Republican Senate leader Mitch McConnell on Thursday rejected a plea from more than 200 mayors to call the Senate back early to consider new gun legislation, following two weekend mass shootings that left 31 people dead. The 214 mayors, including those of El Paso, Texas, and Dayton, Ohio, which were the scenes of the weekend massacres, in a letter to the Senate majority leader and Democratic leader Chuck Schumer urged the Senate to vote on legislation already approved by the House of Representatives expanding background checks for guns sales without waiting for the end of the Senate's summer recess.

Facebook loses facial recognition appeal, must face privacy class action

A federal appeals court on Thursday rejected Facebook Inc's effort to undo a class action lawsuit claiming that it illegally collected and stored biometric data for millions of users without their consent.

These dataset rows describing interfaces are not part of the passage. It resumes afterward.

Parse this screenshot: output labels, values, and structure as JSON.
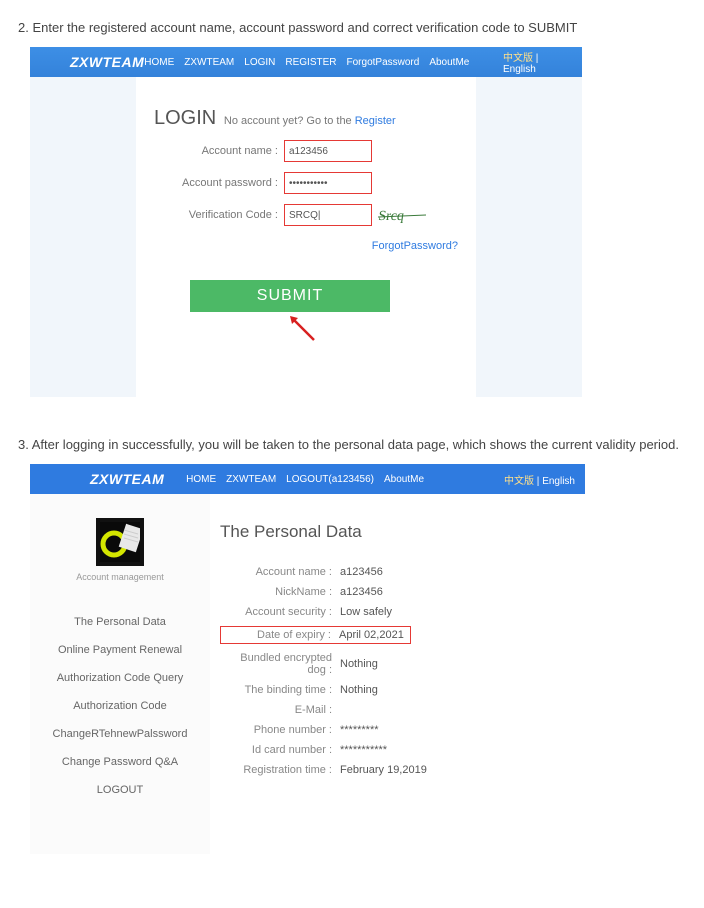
{
  "step2": "2. Enter the registered account name, account password and correct verification code to SUBMIT",
  "step3": "3. After logging in successfully, you will be taken to the personal data page, which shows the current validity period.",
  "brand": "ZXWTEAM",
  "nav1": {
    "home": "HOME",
    "zxw": "ZXWTEAM",
    "login": "LOGIN",
    "register": "REGISTER",
    "forgot": "ForgotPassword",
    "about": "AboutMe"
  },
  "lang": {
    "cn": "中文版",
    "sep": " | ",
    "en": "English"
  },
  "login": {
    "title": "LOGIN",
    "sub_pre": "No account yet? Go to the ",
    "sub_link": "Register",
    "account_label": "Account name :",
    "account_value": "a123456",
    "password_label": "Account password :",
    "password_value": "•••••••••••",
    "vcode_label": "Verification Code :",
    "vcode_value": "SRCQ|",
    "captcha_text": "Srcq",
    "forgot": "ForgotPassword?",
    "submit": "SUBMIT"
  },
  "nav2": {
    "home": "HOME",
    "zxw": "ZXWTEAM",
    "logout": "LOGOUT(a123456)",
    "about": "AboutMe"
  },
  "sidebar": {
    "mgmt": "Account management",
    "items": [
      "The Personal Data",
      "Online Payment Renewal",
      "Authorization Code Query",
      "Authorization Code",
      "ChangeRTehnewPalssword",
      "Change Password Q&A",
      "LOGOUT"
    ]
  },
  "pd": {
    "title": "The Personal Data",
    "rows": {
      "account": {
        "label": "Account name :",
        "value": "a123456"
      },
      "nick": {
        "label": "NickName :",
        "value": "a123456"
      },
      "sec": {
        "label": "Account security :",
        "value": "Low safely"
      },
      "expiry": {
        "label": "Date of expiry :",
        "value": "April 02,2021"
      },
      "dog": {
        "label": "Bundled encrypted dog :",
        "value": "Nothing"
      },
      "bind": {
        "label": "The binding time :",
        "value": "Nothing"
      },
      "email": {
        "label": "E-Mail :",
        "value": ""
      },
      "phone": {
        "label": "Phone number :",
        "value": "*********"
      },
      "idcard": {
        "label": "Id card number :",
        "value": "***********"
      },
      "reg": {
        "label": "Registration time :",
        "value": "February 19,2019"
      }
    }
  }
}
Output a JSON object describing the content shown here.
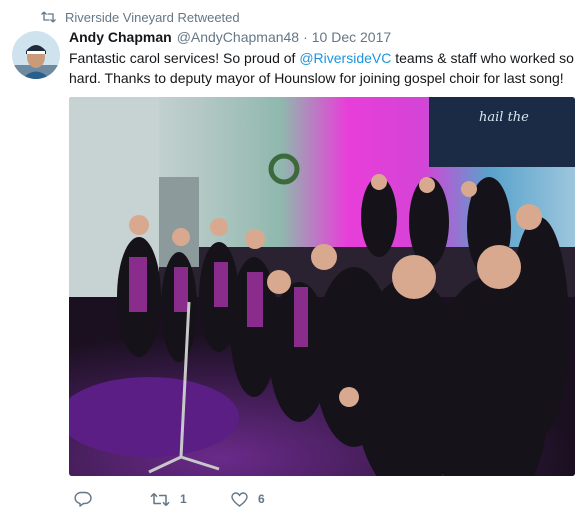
{
  "social_context": {
    "icon": "retweet-icon",
    "text": "Riverside Vineyard Retweeted"
  },
  "tweet": {
    "author_name": "Andy Chapman",
    "author_handle": "@AndyChapman48",
    "separator": "·",
    "date": "10 Dec 2017",
    "text_part1": "Fantastic carol services! So proud of ",
    "mention": "@RiversideVC",
    "text_part2": " teams & staff who worked so hard. Thanks to deputy mayor of Hounslow for joining gospel choir for last song!",
    "photo_banner_text": "hail the"
  },
  "actions": {
    "reply": {
      "icon": "reply-icon",
      "count": ""
    },
    "retweet": {
      "icon": "retweet-icon",
      "count": "1"
    },
    "like": {
      "icon": "heart-icon",
      "count": "6"
    }
  },
  "colors": {
    "link": "#1b95e0",
    "muted": "#657786",
    "text": "#14171a"
  }
}
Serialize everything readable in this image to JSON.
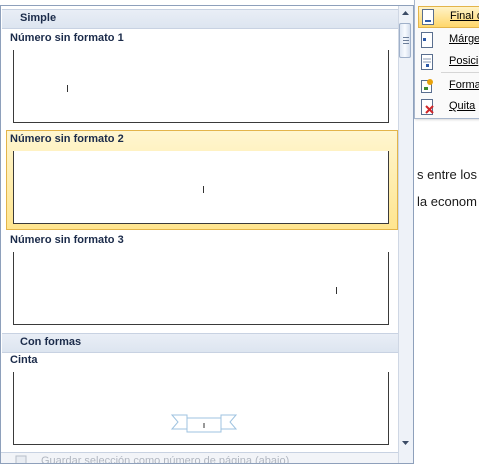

The 3-0 decision from the 9th U.S. Circuit Court of Appeals in San Francisco over Facebook's facial recognition technology exposes the company to billions of dollars in potential damages to the Illinois users who brought the case.

Petition by Walmart employee to protest gun sales gathers over 45,000 signatures

A petition started by a junior Walmart Inc worker in California to protest the retailer's sale of firearms, following two mass shootings over the weekend left 31 people dead in Texas and Ohio, has gathered more than 45,000 signatures. Thomas Marshall, a 23-year-old category manager in San Bruno began his protest by emailing fellow employees and asking them to call in sick on Tuesday, leave work early on Wednesday, and to sign a Change.org petition.

Puerto Rico's new governor says she intends to remain in office

The revolving door at the governor's office in Puerto Rico may finally stop with Wanda Vazquez, the newly sworn-in chief executive of the bankrupt U.S. territory, who said on Thursday she has no plans to resign. In a series of interviews with local media, Puerto Rico's former justice secretary denied reports that she had agreed to resign soon to allow Jenniffer Gonzalez, the Caribbean island's nonvoting representative in the U.S. Congress, to take over.

Texas shooting suspect's mother alerted police about his gun ownership: CNN

The Dallas-area mother of the young man arrested in the mass shooting that killed 22 people in El Paso, Texas, had called police weeks earlier expressing concern about his fitness to own an assault-style rifle, CNN said on Wednesday. The mother contacted the Allen Police Department because she worried whether her son, aged 21, was mature or experienced enough in handling such a weapon to have purchased an "AK"-type firearm, CNN said, citing lawyers for the suspect's family.

NRA criticizes presidential candidates after mass shootings

The National Rifle Association accused U.S. presidential candidates on Thursday of trying to politicize the deadly mass shootings in Ohio and Texas, warning against enhanced background checks for gun buyers a day after Republican President Donald Trump embraced the idea. "Unfortunately, aspiring presidential candidates immediately took to the airwaves this past weekend to politicize these tragedies, and to demonize the NRA and its 5 million law-abiding members," the gun rights lobby said in a statement without mentioning candidates' names or party affiliations.

Mexico wants U.S. help to identify white supremacist threats

Mexico's government on Wednesday pressed the United States to cooperate in helping to identify white supremacists that pose a threat to its citizens after a weekend shooting in El Paso, Texas that killed eight Mexican nationals. A total of 22 people lost their lives in the shooting at a Walmart store, an event Mexico has vowed to investigate as an act of terrorism. It said it may also request the suspected perpetrator be extradited to Mexico for trial.

Police say California man killed four in string of 'savage' stabbings

A 33-year-old felon accused of killing four people and wounding two others in a stabbing spree in two Southern California cities "savagely attacked" his victims seemingly at random and unprovoked, police said on Thursday. The suspect, Zachary Castaneda, was taken into custody on Wednesday evening outside of a 7-Eleven convenience store in Santa Ana, California, moments after stabbing to death a security guard there, police said.

FDA tells four firms to stop selling flavored e-cigarette, hookah products

The U.S. Food and Drug Administration has told four companies to remove 44 of their flavored e-liquid and hookah tobacco products that do not have the required approval for sale in the U.S., the agency said on Thursday. The move comes against the backdrop of the FDA's efforts to curb the usage of the addictive substances among young adults.